Starting with a user-supplied geometry *x*_{o}, MOPAC computes an estimate to the
inverse Hessian *H*_{o}. The geometry optimization proceeds by

where

and each element of

where

and

Although this expression for the update of the Hessian matrix looks very complicated, the operation can be summarized as follows:

The initial Hessian matrix used in geometry optimization is chosen as a diagonal matrix, with the diagonal elements determined by a simple formula based on the gradients at two geometries. As the optimization proceeds, the gradients at each point are used to improve the Hessian. In particular, the off-diagonal elements are assigned based on the old elements and the current gradients.

Two different methods are used to calculate the displacement of *x* in the
direction *d*. During the initial stages of geometry optimization, a line
search is used. This proceeds as follows:

The geometry is displaced by
(α/4)d and the energy evaluated via an SCF calculation. If this energy is lower than
the original value, then a second step of the same size is made. If it is
higher, then a step of -
(α/4)d
is made. The energy is then re-evaluated.
Given the three energies, a prediction is made as to the value of
α which will yield the minimum value of the energy in the direction *d*. Of
course, the size of the steps are constrained so that the system would not
suddenly become unrealistic (e.g., break bonds, superimpose atoms, etc.).
Similarly, the contingency in which the energy versus α function is
inverse parabolic is considered, as are rarely-encountered curves, e.g., almost
perfectly linear regressions. By default, Thiel's FSTMIN technique is used [44]. This uses gradient
information from the starting point of the search, and the calculated
ΔH_{f}, to decide when to end the line search. If `NOTHIEL` is specified,
the older line-search is used, in which case the search is stopped when the
drop in energy on any step becomes less than 5% of the total drop or 0.5
kcal/mol, whichever is smaller.

An important modification has been made to the BFGS routine. For the
line-search, Thiel's FSTMIN technique is used. This modification make the
algorithm run faster most of the time. However, one unfortunate result of
these changes is that there is no guarantee that as the cycles increase, the
energy will drop monotonically. If the calculation does not converge on a
stationary point, then re-run the job with `NOTHIEL`.

As the geometry converges on a local minimum, the prediction of the search direction becomes less accurate. There are many reasons for this. For example, the finite precision of the SCF calculation may lead to errors in the density matrix, or finite step sizes in the derivative calculation (if analytical derivatives are not used) may result in errors in the derivatives. For whatever reason, the gradient norm and energy minimum may not coincide. The difference is typically less than 0.00001 kcal/mol and less than 0.05 units of gradient norm.

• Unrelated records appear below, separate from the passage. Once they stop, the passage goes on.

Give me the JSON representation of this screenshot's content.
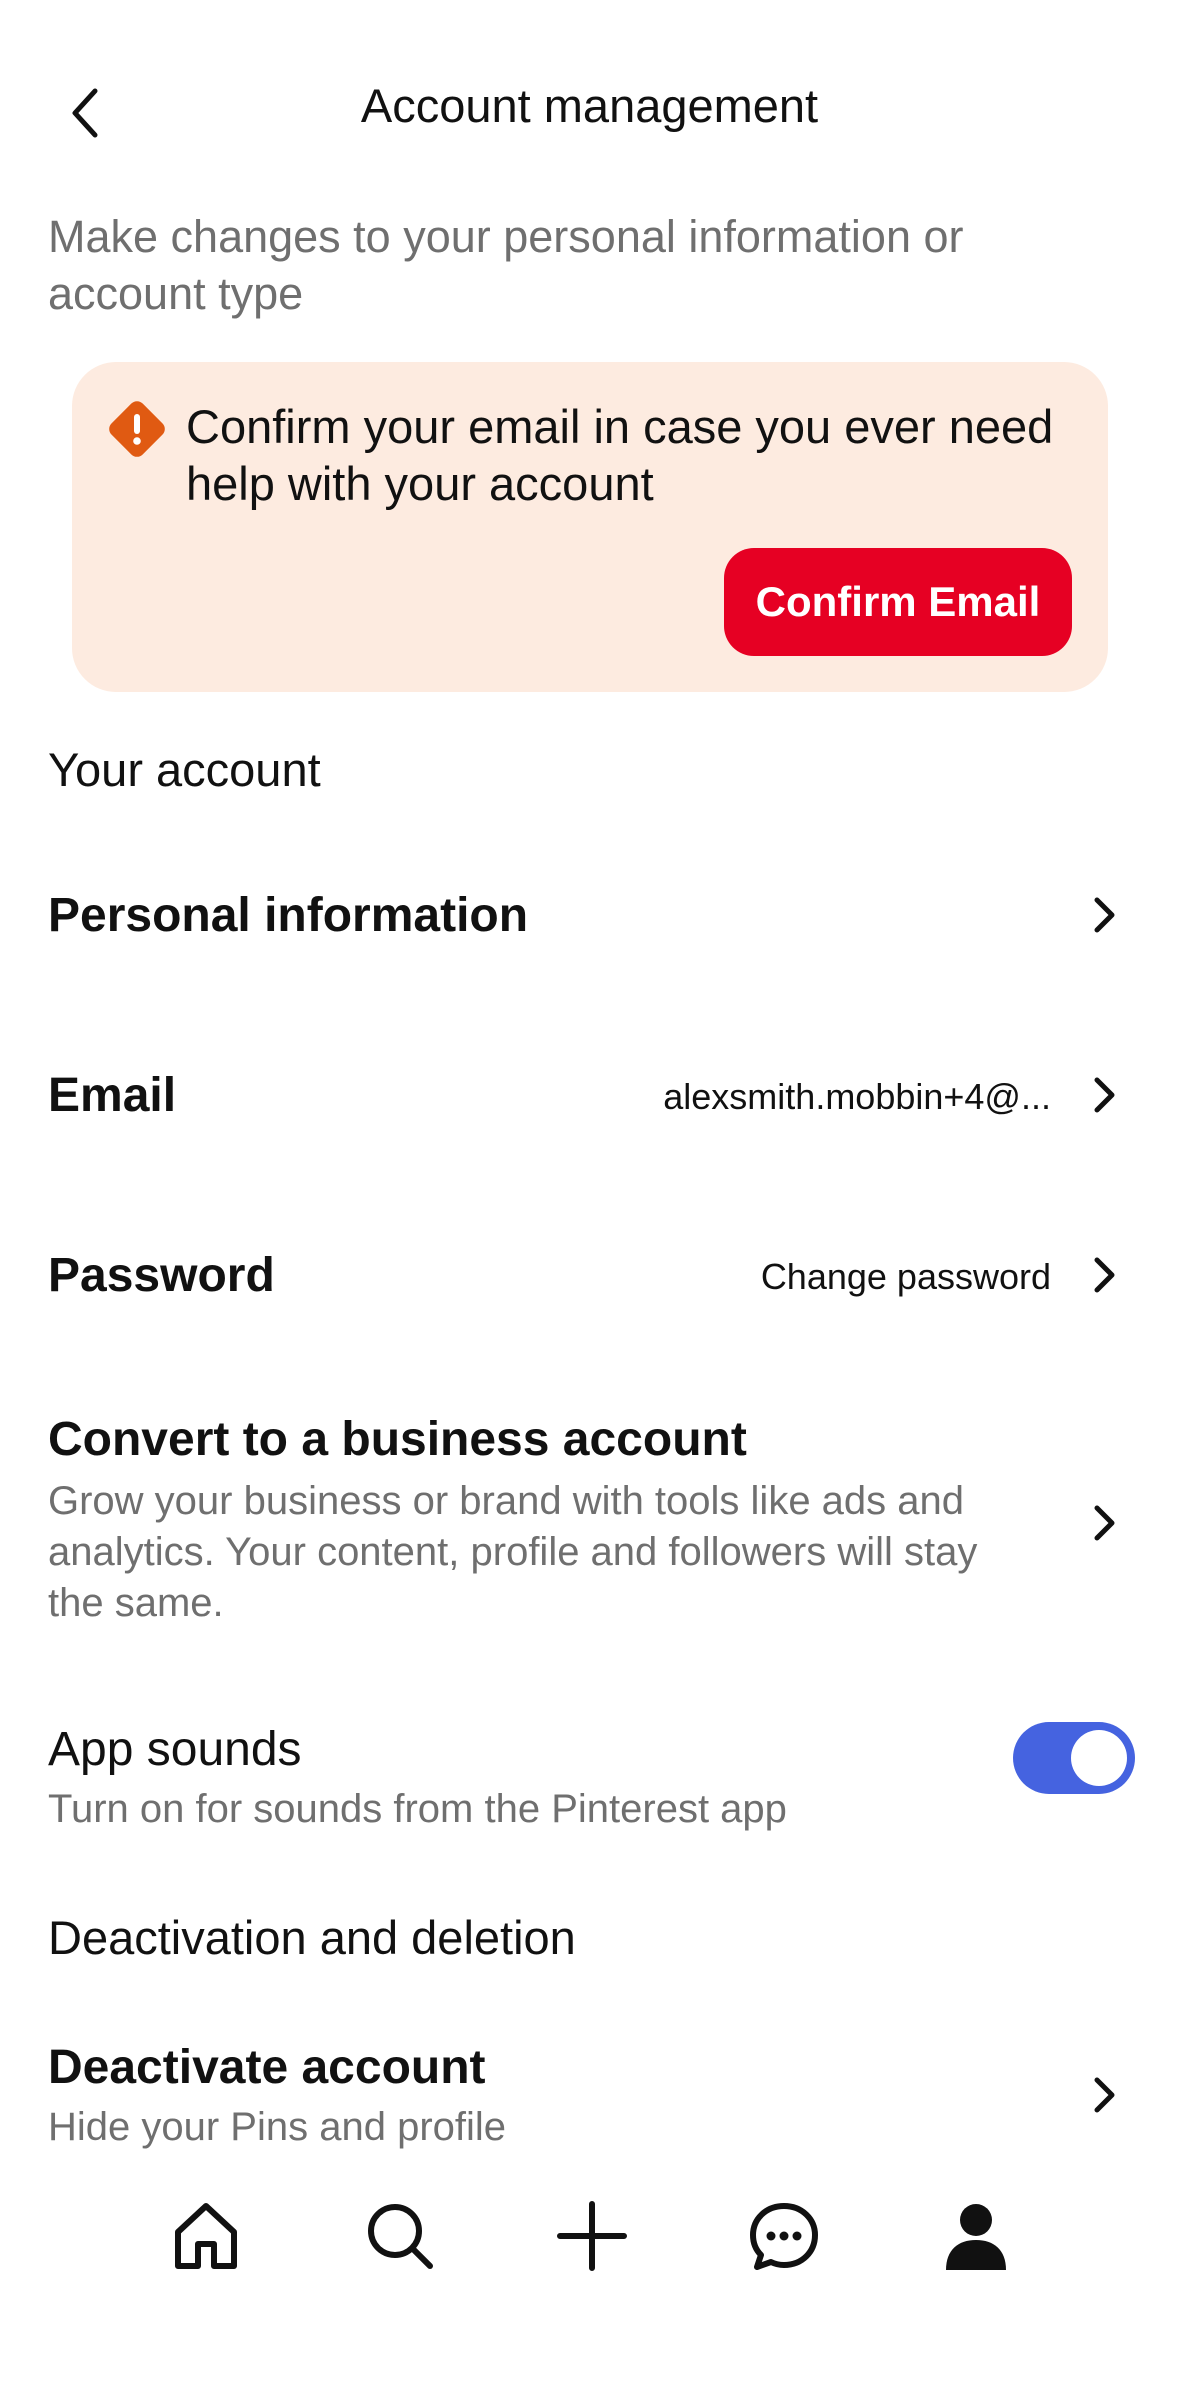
{
  "header": {
    "title": "Account management"
  },
  "subtitle": "Make changes to your personal information or account type",
  "banner": {
    "message": "Confirm your email in case you ever need help with your account",
    "button_label": "Confirm Email",
    "accent_color": "#e60023",
    "warning_color": "#e05a12",
    "background_color": "#fdebe0"
  },
  "your_account": {
    "heading": "Your account",
    "personal_info": {
      "title": "Personal information"
    },
    "email": {
      "title": "Email",
      "value": "alexsmith.mobbin+4@..."
    },
    "password": {
      "title": "Password",
      "value": "Change password"
    },
    "business": {
      "title": "Convert to a business account",
      "description": "Grow your business or brand with tools like ads and analytics. Your content, profile and followers will stay the same."
    },
    "app_sounds": {
      "title": "App sounds",
      "description": "Turn on for sounds from the Pinterest app",
      "enabled": true,
      "toggle_color": "#4563e0"
    }
  },
  "deactivation": {
    "heading": "Deactivation and deletion",
    "deactivate": {
      "title": "Deactivate account",
      "description": "Hide your Pins and profile"
    }
  },
  "bottom_nav": {
    "items": [
      "home-icon",
      "search-icon",
      "create-plus-icon",
      "messages-icon",
      "profile-icon"
    ]
  }
}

Normally, the initial guess to *H*, the inverse Hessian, is the unit matrix.
However, in chemical systems where the second derivatives are very large, use
of the unit matrix would result in large changes in the geometry. Thus a
slightly elongated bond length could, in the first step, change from 1.6Å
to -6.5Å. To prevent this catastrophe, the initial geometry is perturbed by
a small amount, thus

x_{1} = x_{0} + 0.01*sign(g_{0})

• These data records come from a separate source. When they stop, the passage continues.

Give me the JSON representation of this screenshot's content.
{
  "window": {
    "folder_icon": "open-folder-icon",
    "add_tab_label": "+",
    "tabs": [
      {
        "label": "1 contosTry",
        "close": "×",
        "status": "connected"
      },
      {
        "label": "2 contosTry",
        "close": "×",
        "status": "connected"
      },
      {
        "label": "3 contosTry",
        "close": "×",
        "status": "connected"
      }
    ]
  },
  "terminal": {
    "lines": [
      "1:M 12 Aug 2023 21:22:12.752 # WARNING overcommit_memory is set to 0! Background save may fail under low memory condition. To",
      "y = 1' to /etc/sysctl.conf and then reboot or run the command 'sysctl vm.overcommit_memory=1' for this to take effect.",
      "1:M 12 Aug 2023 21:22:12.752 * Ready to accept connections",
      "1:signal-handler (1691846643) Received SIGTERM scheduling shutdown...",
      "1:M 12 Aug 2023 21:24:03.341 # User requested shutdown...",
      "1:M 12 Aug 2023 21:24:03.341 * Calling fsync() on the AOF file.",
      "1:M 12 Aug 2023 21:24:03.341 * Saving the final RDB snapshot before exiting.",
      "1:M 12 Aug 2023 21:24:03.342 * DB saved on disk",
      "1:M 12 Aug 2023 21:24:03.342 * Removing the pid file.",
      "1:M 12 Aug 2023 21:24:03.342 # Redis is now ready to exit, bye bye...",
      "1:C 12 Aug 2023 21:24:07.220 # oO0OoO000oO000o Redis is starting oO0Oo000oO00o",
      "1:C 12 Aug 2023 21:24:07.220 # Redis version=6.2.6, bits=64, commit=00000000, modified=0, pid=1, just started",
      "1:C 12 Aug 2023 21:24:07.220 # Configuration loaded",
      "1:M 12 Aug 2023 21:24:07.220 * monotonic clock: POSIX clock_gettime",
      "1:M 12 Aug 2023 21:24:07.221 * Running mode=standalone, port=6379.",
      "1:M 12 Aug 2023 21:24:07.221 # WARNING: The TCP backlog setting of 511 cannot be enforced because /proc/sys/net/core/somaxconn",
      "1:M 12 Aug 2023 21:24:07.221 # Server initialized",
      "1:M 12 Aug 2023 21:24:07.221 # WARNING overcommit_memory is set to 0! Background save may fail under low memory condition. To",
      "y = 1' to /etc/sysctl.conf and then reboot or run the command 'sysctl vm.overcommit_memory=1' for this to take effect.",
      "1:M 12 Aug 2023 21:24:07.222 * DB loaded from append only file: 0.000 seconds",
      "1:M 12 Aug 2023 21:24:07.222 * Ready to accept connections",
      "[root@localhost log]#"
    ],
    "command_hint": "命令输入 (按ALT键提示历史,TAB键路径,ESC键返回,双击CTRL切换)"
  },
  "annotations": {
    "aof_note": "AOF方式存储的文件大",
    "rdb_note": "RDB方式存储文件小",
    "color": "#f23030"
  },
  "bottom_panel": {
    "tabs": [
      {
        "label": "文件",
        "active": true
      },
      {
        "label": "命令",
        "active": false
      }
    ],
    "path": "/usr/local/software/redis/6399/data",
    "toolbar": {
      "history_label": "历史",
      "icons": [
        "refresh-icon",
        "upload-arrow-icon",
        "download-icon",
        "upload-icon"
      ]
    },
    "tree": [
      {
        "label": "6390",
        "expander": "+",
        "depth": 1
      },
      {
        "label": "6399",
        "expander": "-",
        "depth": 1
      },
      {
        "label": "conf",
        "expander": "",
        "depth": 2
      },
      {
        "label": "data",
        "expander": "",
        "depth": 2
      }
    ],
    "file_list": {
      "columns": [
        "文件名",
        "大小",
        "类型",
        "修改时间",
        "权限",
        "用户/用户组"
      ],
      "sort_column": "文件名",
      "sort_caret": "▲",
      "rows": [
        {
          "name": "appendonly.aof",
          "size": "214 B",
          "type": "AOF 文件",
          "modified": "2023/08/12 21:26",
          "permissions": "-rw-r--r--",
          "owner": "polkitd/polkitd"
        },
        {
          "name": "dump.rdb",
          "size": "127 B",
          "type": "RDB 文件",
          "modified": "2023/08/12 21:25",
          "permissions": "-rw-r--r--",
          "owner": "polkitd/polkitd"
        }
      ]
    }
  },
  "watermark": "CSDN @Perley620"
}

from which a trial inverse Hessian can be constructed:

H_{1}(i,i) = 0.01*sign(g_{0}(i))/y_{1}(i).

As the optimization proceeds, the inverse Hessian matrix becomes more accurate.
However, as the geometry steadily changes, the inverse Hessian will contain
information which does not reflect the current point. This can lead to the
predicted search direction vector making an angle of more than
90^{o} with the gradient vector. In other words, the search direction vector may point
uphill in energy. To guard against this, the inverse Hessian is re-initialized
whenever the cosine of the angle between the search direction and the gradient
vector drops below 0.05.

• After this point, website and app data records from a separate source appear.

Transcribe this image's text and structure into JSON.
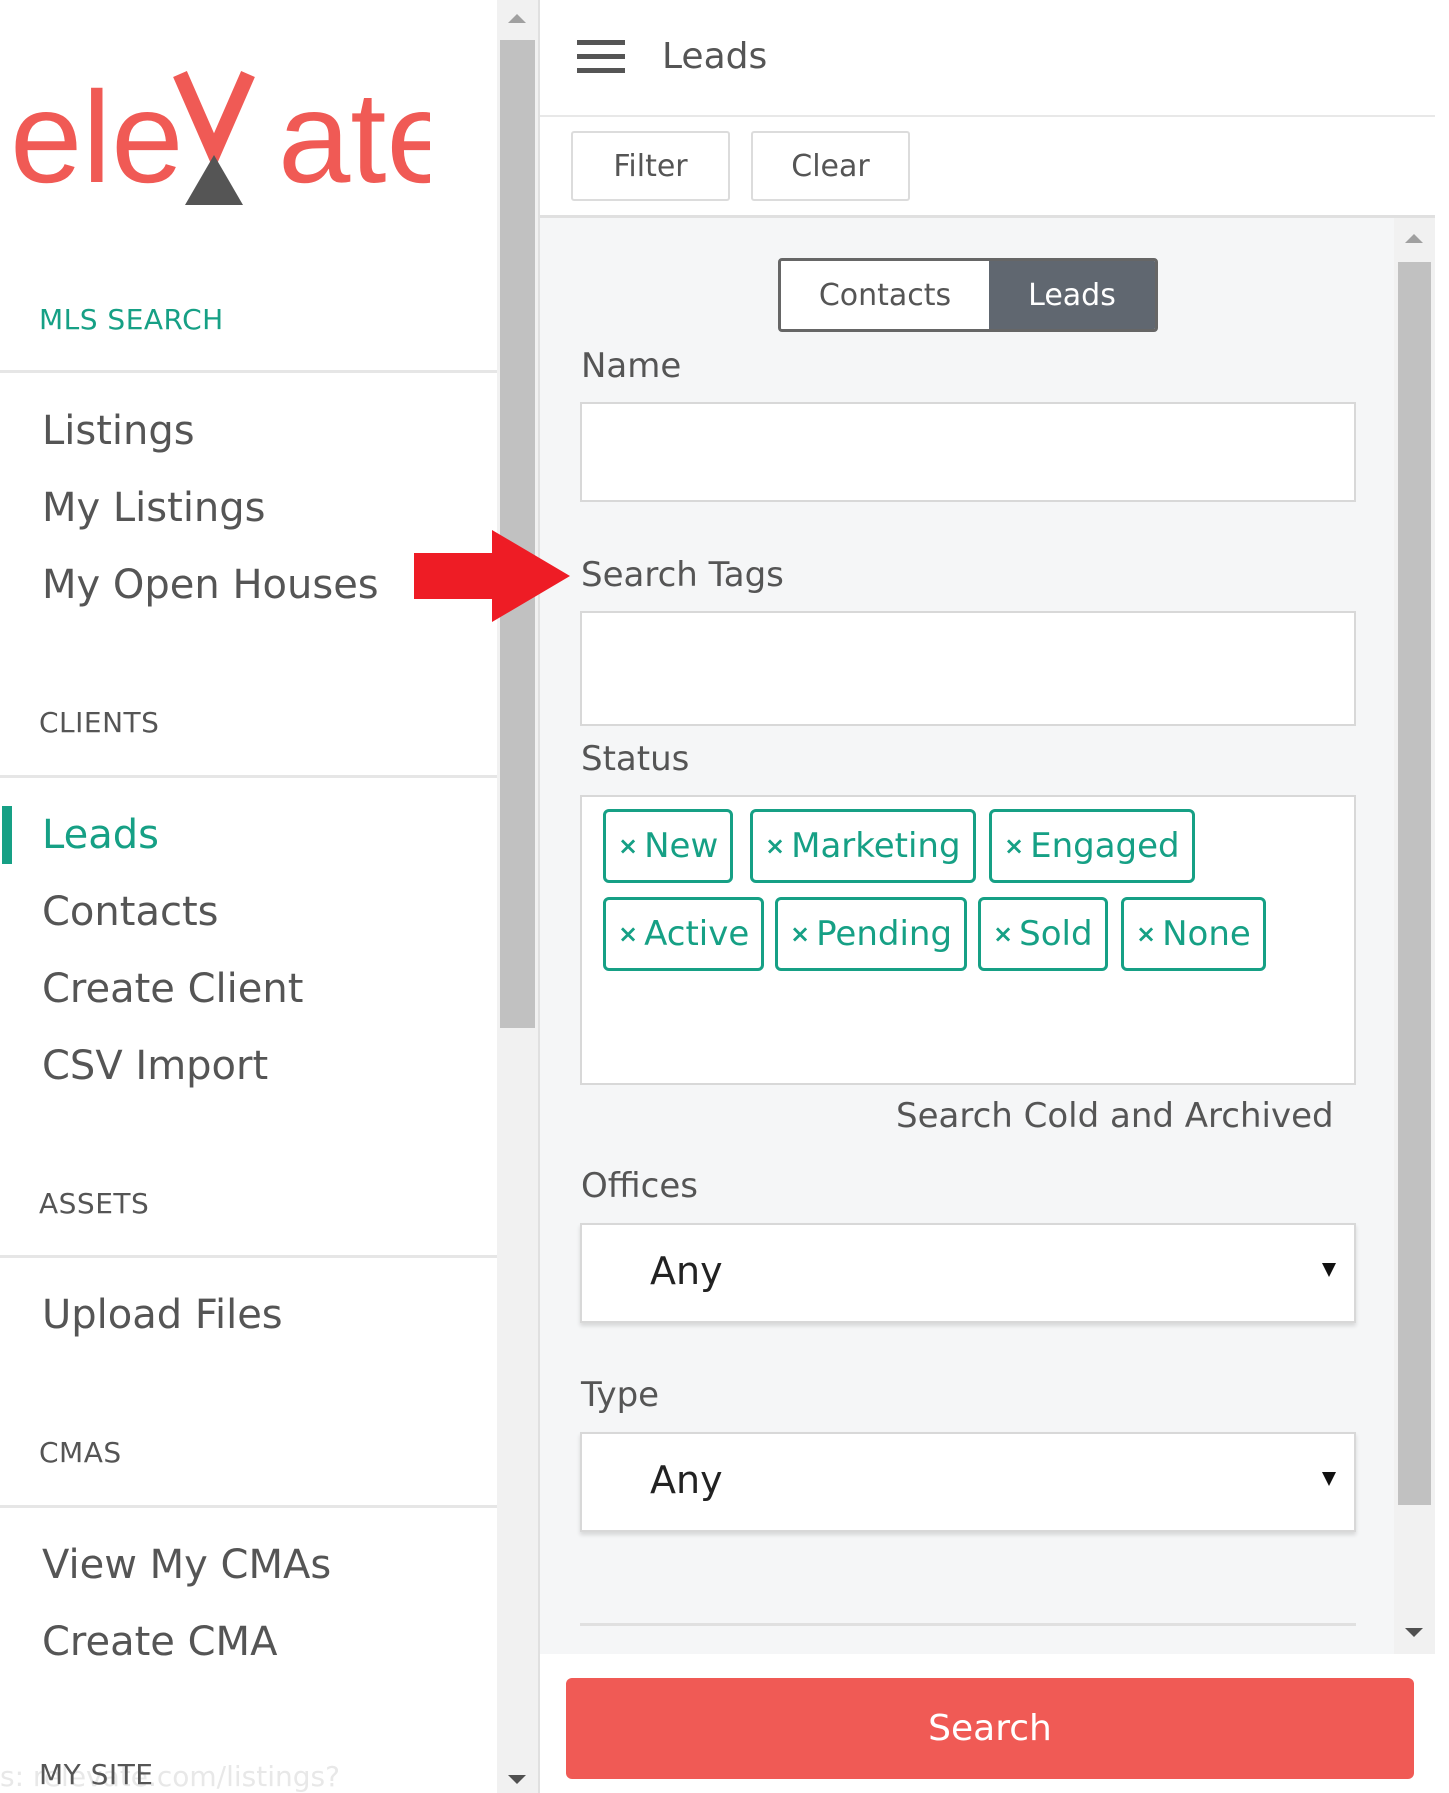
{
  "sidebar": {
    "logo_text": "eleVate",
    "sections": [
      {
        "heading": "MLS SEARCH",
        "items": [
          "Listings",
          "My Listings",
          "My Open Houses"
        ]
      },
      {
        "heading": "CLIENTS",
        "items": [
          "Leads",
          "Contacts",
          "Create Client",
          "CSV Import"
        ]
      },
      {
        "heading": "ASSETS",
        "items": [
          "Upload Files"
        ]
      },
      {
        "heading": "CMAS",
        "items": [
          "View My CMAs",
          "Create CMA"
        ]
      },
      {
        "heading": "MY SITE",
        "items": []
      }
    ],
    "active_item": "Leads",
    "status_url": "s: relevate.com/listings?"
  },
  "header": {
    "title": "Leads"
  },
  "toolbar": {
    "filter_label": "Filter",
    "clear_label": "Clear"
  },
  "filter": {
    "toggle": {
      "options": [
        "Contacts",
        "Leads"
      ],
      "selected": "Leads"
    },
    "name_label": "Name",
    "name_value": "",
    "search_tags_label": "Search Tags",
    "search_tags_value": "",
    "status_label": "Status",
    "status_tags": [
      "New",
      "Marketing",
      "Engaged",
      "Active",
      "Pending",
      "Sold",
      "None"
    ],
    "tag_remove_symbol": "×",
    "cold_archived_label": "Search Cold and Archived",
    "offices_label": "Offices",
    "offices_value": "Any",
    "type_label": "Type",
    "type_value": "Any"
  },
  "search_button_label": "Search",
  "colors": {
    "accent_teal": "#16a085",
    "search_red": "#f05a55",
    "toggle_dark": "#606770",
    "logo_red": "#f05a55",
    "logo_dark": "#555555",
    "annotation_arrow": "#ee1c25"
  },
  "icons": [
    "hamburger-menu-icon",
    "close-icon",
    "dropdown-caret-icon",
    "scroll-up-arrow-icon",
    "scroll-down-arrow-icon",
    "annotation-red-arrow"
  ]
}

Originally the Davidson-Fletcher-Powell technique was used, but in rare
instances it failed to work satisfactorily. The BFGS formula appears to work as
well as or better than the DFP method most of the time. In the infrequent case
when the DFP is more efficient, the increase in efficiency of the DFP can
usually be traced to a fortuitous choice of a search direction. Small changes
in starting conditions can destroy this accidental increased efficiency and
make the BFGS method appear more efficient. A keyword, `
DFP`, is provided
to allow the DFP optimizer to be used.